Steven Conte
The Tolstoy Estate

Image for article: Sorrow and Bliss

Meg Mason
Sorrow and Bliss

Image for article: Just Money

Royce Kurmelovs
Just Money


Image for article: Oranges with olive oil, pistachio and black pepper


Oranges with olive oil, pistachio and black pepper

Image for article: Grand slam tennis resumes … for some


Grand slam tennis resumes … for some

Grand slam tennis has returned with Australian players including James Duckworth having headed into the US Open ‘bubble’. Journeyman Matt Reid, however, opted to sit out the tournament at home, swapping his racquet for a hammer and chisel at a Sydney quarry.




“Sydney prime ministers have Kirribilli House and it’s wonderful … And what do we have when we have a Melbourne prime minister?”

Michael KrogerThe former president of the Victorian Liberals finds a new passion after his party’s branch-stacking scandal, one more in line with his moral compass: real estate.


“The appellant, now 54 years of age, will find it difficult to find work if he loses his job as a police officer.”

Craig ChowdhuryThe Queensland judge throws out Neil Punchard’s jail sentence. The police officer’s wellbeing was considered by the court, seemingly more than he considered the wellbeing of the woman whose address he leaked to the former partner she’d made a domestic violence accusation against.


“I certainly think it’s the right step forward for the players, because I think it unifies the players.”

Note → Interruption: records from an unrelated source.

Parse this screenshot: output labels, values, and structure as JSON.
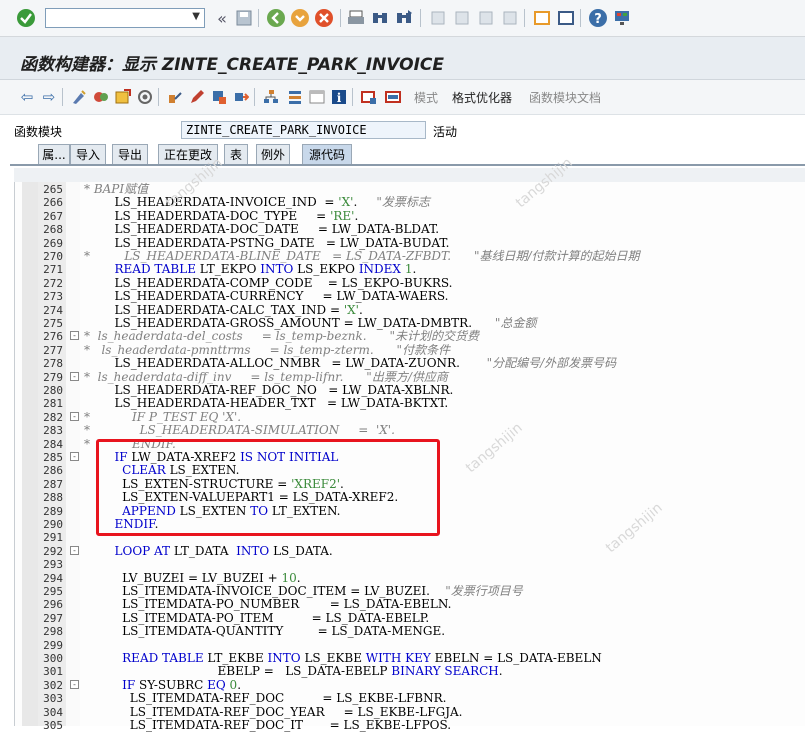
{
  "window": {
    "title": "函数构建器：显示 ZINTE_CREATE_PARK_INVOICE"
  },
  "toolbar2": {
    "mode_label": "模式",
    "pretty_printer_label": "格式优化器",
    "module_doc_label": "函数模块文档"
  },
  "function_module": {
    "label": "函数模块",
    "value": "ZINTE_CREATE_PARK_INVOICE",
    "status": "活动"
  },
  "tabs": [
    {
      "label": "属..."
    },
    {
      "label": "导入"
    },
    {
      "label": "导出"
    },
    {
      "label": "正在更改"
    },
    {
      "label": "表"
    },
    {
      "label": "例外"
    },
    {
      "label": "源代码"
    }
  ],
  "watermark": "tangshijin",
  "code_lines": [
    {
      "n": "265",
      "segs": [
        [
          "cm",
          "* BAPI赋值"
        ]
      ]
    },
    {
      "n": "266",
      "segs": [
        [
          "",
          "        LS_HEADERDATA-INVOICE_IND  = "
        ],
        [
          "str",
          "'X'"
        ],
        [
          "",
          "."
        ],
        [
          "cm",
          "     \"发票标志"
        ]
      ]
    },
    {
      "n": "267",
      "segs": [
        [
          "",
          "        LS_HEADERDATA-DOC_TYPE     = "
        ],
        [
          "str",
          "'RE'"
        ],
        [
          "",
          "."
        ]
      ]
    },
    {
      "n": "268",
      "segs": [
        [
          "",
          "        LS_HEADERDATA-DOC_DATE     = LW_DATA-BLDAT."
        ]
      ]
    },
    {
      "n": "269",
      "segs": [
        [
          "",
          "        LS_HEADERDATA-PSTNG_DATE   = LW_DATA-BUDAT."
        ]
      ]
    },
    {
      "n": "270",
      "segs": [
        [
          "cm",
          "*         LS_HEADERDATA-BLINE_DATE   = LS_DATA-ZFBDT.      \"基线日期/付款计算的起始日期"
        ]
      ]
    },
    {
      "n": "271",
      "segs": [
        [
          "kw",
          "        READ TABLE"
        ],
        [
          "",
          " LT_EKPO "
        ],
        [
          "kw",
          "INTO"
        ],
        [
          "",
          " LS_EKPO "
        ],
        [
          "kw",
          "INDEX"
        ],
        [
          "",
          " "
        ],
        [
          "num",
          "1"
        ],
        [
          "",
          "."
        ]
      ]
    },
    {
      "n": "272",
      "segs": [
        [
          "",
          "        LS_HEADERDATA-COMP_CODE    = LS_EKPO-BUKRS."
        ]
      ]
    },
    {
      "n": "273",
      "segs": [
        [
          "",
          "        LS_HEADERDATA-CURRENCY     = LW_DATA-WAERS."
        ]
      ]
    },
    {
      "n": "274",
      "segs": [
        [
          "",
          "        LS_HEADERDATA-CALC_TAX_IND = "
        ],
        [
          "str",
          "'X'"
        ],
        [
          "",
          "."
        ]
      ]
    },
    {
      "n": "275",
      "segs": [
        [
          "",
          "        LS_HEADERDATA-GROSS_AMOUNT = LW_DATA-DMBTR."
        ],
        [
          "cm",
          "      \"总金额"
        ]
      ]
    },
    {
      "n": "276",
      "fold": "-",
      "segs": [
        [
          "cm",
          "*  ls_headerdata-del_costs     = ls_temp-beznk.      \"未计划的交货费"
        ]
      ]
    },
    {
      "n": "277",
      "segs": [
        [
          "cm",
          "*   ls_headerdata-pmnttrms     = ls_temp-zterm.      \"付款条件"
        ]
      ]
    },
    {
      "n": "278",
      "segs": [
        [
          "",
          "        LS_HEADERDATA-ALLOC_NMBR   = LW_DATA-ZUONR."
        ],
        [
          "cm",
          "       \"分配编号/外部发票号码"
        ]
      ]
    },
    {
      "n": "279",
      "fold": "-",
      "segs": [
        [
          "cm",
          "*  ls_headerdata-diff_inv     = ls_temp-lifnr.      \"出票方/供应商"
        ]
      ]
    },
    {
      "n": "280",
      "segs": [
        [
          "",
          "        LS_HEADERDATA-REF_DOC_NO   = LW_DATA-XBLNR."
        ]
      ]
    },
    {
      "n": "281",
      "segs": [
        [
          "",
          "        LS_HEADERDATA-HEADER_TXT   = LW_DATA-BKTXT."
        ]
      ]
    },
    {
      "n": "282",
      "fold": "-",
      "segs": [
        [
          "cm",
          "*           IF P_TEST EQ 'X'."
        ]
      ]
    },
    {
      "n": "283",
      "segs": [
        [
          "cm",
          "*             LS_HEADERDATA-SIMULATION     =  'X'."
        ]
      ]
    },
    {
      "n": "284",
      "segs": [
        [
          "cm",
          "*           ENDIF."
        ]
      ]
    },
    {
      "n": "285",
      "fold": "-",
      "segs": [
        [
          "kw",
          "        IF"
        ],
        [
          "",
          " LW_DATA-XREF2 "
        ],
        [
          "kw",
          "IS NOT INITIAL"
        ],
        [
          "",
          ""
        ]
      ]
    },
    {
      "n": "286",
      "segs": [
        [
          "kw",
          "          CLEAR"
        ],
        [
          "",
          " LS_EXTEN."
        ]
      ]
    },
    {
      "n": "287",
      "segs": [
        [
          "",
          "          LS_EXTEN-STRUCTURE = "
        ],
        [
          "str",
          "'XREF2'"
        ],
        [
          "",
          "."
        ]
      ]
    },
    {
      "n": "288",
      "segs": [
        [
          "",
          "          LS_EXTEN-VALUEPART1 = LS_DATA-XREF2."
        ]
      ]
    },
    {
      "n": "289",
      "segs": [
        [
          "kw",
          "          APPEND"
        ],
        [
          "",
          " LS_EXTEN "
        ],
        [
          "kw",
          "TO"
        ],
        [
          "",
          " LT_EXTEN."
        ]
      ]
    },
    {
      "n": "290",
      "segs": [
        [
          "kw",
          "        ENDIF"
        ],
        [
          "",
          "."
        ]
      ]
    },
    {
      "n": "291",
      "segs": [
        [
          "",
          ""
        ]
      ]
    },
    {
      "n": "292",
      "fold": "-",
      "segs": [
        [
          "kw",
          "        LOOP AT"
        ],
        [
          "",
          " LT_DATA  "
        ],
        [
          "kw",
          "INTO"
        ],
        [
          "",
          " LS_DATA."
        ]
      ]
    },
    {
      "n": "293",
      "segs": [
        [
          "",
          ""
        ]
      ]
    },
    {
      "n": "294",
      "segs": [
        [
          "",
          "          LV_BUZEI = LV_BUZEI + "
        ],
        [
          "num",
          "10"
        ],
        [
          "",
          "."
        ]
      ]
    },
    {
      "n": "295",
      "segs": [
        [
          "",
          "          LS_ITEMDATA-INVOICE_DOC_ITEM = LV_BUZEI."
        ],
        [
          "cm",
          "    \"发票行项目号"
        ]
      ]
    },
    {
      "n": "296",
      "segs": [
        [
          "",
          "          LS_ITEMDATA-PO_NUMBER        = LS_DATA-EBELN."
        ]
      ]
    },
    {
      "n": "297",
      "segs": [
        [
          "",
          "          LS_ITEMDATA-PO_ITEM          = LS_DATA-EBELP."
        ]
      ]
    },
    {
      "n": "298",
      "segs": [
        [
          "",
          "          LS_ITEMDATA-QUANTITY         = LS_DATA-MENGE."
        ]
      ]
    },
    {
      "n": "299",
      "segs": [
        [
          "",
          ""
        ]
      ]
    },
    {
      "n": "300",
      "segs": [
        [
          "kw",
          "          READ TABLE"
        ],
        [
          "",
          " LT_EKBE "
        ],
        [
          "kw",
          "INTO"
        ],
        [
          "",
          " LS_EKBE "
        ],
        [
          "kw",
          "WITH KEY"
        ],
        [
          "",
          " EBELN = LS_DATA-EBELN"
        ]
      ]
    },
    {
      "n": "301",
      "segs": [
        [
          "",
          "                                   EBELP =   LS_DATA-EBELP "
        ],
        [
          "kw",
          "BINARY SEARCH"
        ],
        [
          "",
          "."
        ]
      ]
    },
    {
      "n": "302",
      "fold": "-",
      "segs": [
        [
          "kw",
          "          IF"
        ],
        [
          "",
          " SY-SUBRC "
        ],
        [
          "kw",
          "EQ"
        ],
        [
          "",
          " "
        ],
        [
          "num",
          "0"
        ],
        [
          "",
          "."
        ]
      ]
    },
    {
      "n": "303",
      "segs": [
        [
          "",
          "            LS_ITEMDATA-REF_DOC          = LS_EKBE-LFBNR."
        ]
      ]
    },
    {
      "n": "304",
      "segs": [
        [
          "",
          "            LS_ITEMDATA-REF_DOC_YEAR     = LS_EKBE-LFGJA."
        ]
      ]
    },
    {
      "n": "305",
      "segs": [
        [
          "",
          "            LS_ITEMDATA-REF_DOC_IT       = LS_EKBE-LFPOS."
        ]
      ]
    }
  ]
}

Novak DjokovicThe men’s tennis world No.  1 expresses his support for unification by forming a breakaway players’ association that excludes women.


“Even if he’s a homophobic misogynist?”

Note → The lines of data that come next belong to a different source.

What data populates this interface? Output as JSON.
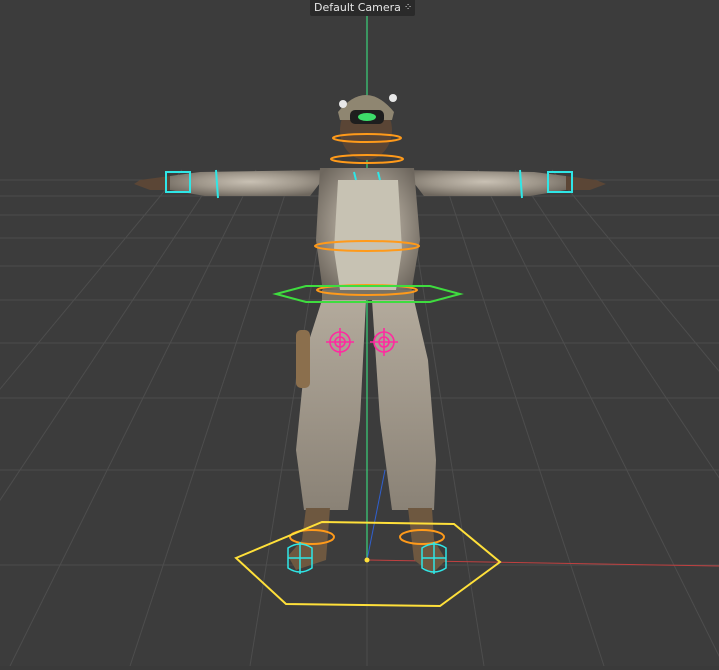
{
  "viewport": {
    "camera_label": "Default Camera",
    "camera_icon": "camera-menu-icon",
    "background_color": "#3c3c3c",
    "grid_color": "#4c4c4c",
    "axis_colors": {
      "y": "#3bd37a",
      "x": "#d04040",
      "z": "#3060d0"
    }
  },
  "rig": {
    "controller_colors": {
      "limb": "#2fe6e6",
      "spine": "#ff9a1a",
      "root": "#3fdc3f",
      "hip": "#ff2aa0",
      "foot_base": "#ffe03a"
    }
  }
}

Kay BurleyThe Sky News Britain host asks whether Tony Abbott is qualified to join the British Board of Trade. Of course, the former Australian prime minister doesn’t bother himself with this kind of name-calling – just don’t call him a health dictator.


“I don’t think there’s any media on this webinar…”

Gladys BerejiklianThe New South Wales premier breaks with Liberal climate policy, spruiking net zero emissions and saying a legislated target “is the stuff of dreams in Australia”. It appears there was media on the webinar.


“We don’t have the luxury of movements on monetary policy to boost demand.”

Josh FrydenbergThe treasurer says that with interest rates at record lows the government will have to spend big to pull Australia’s economy out of the Covid-19 recession, just a day after he cut its largest pandemic spending program.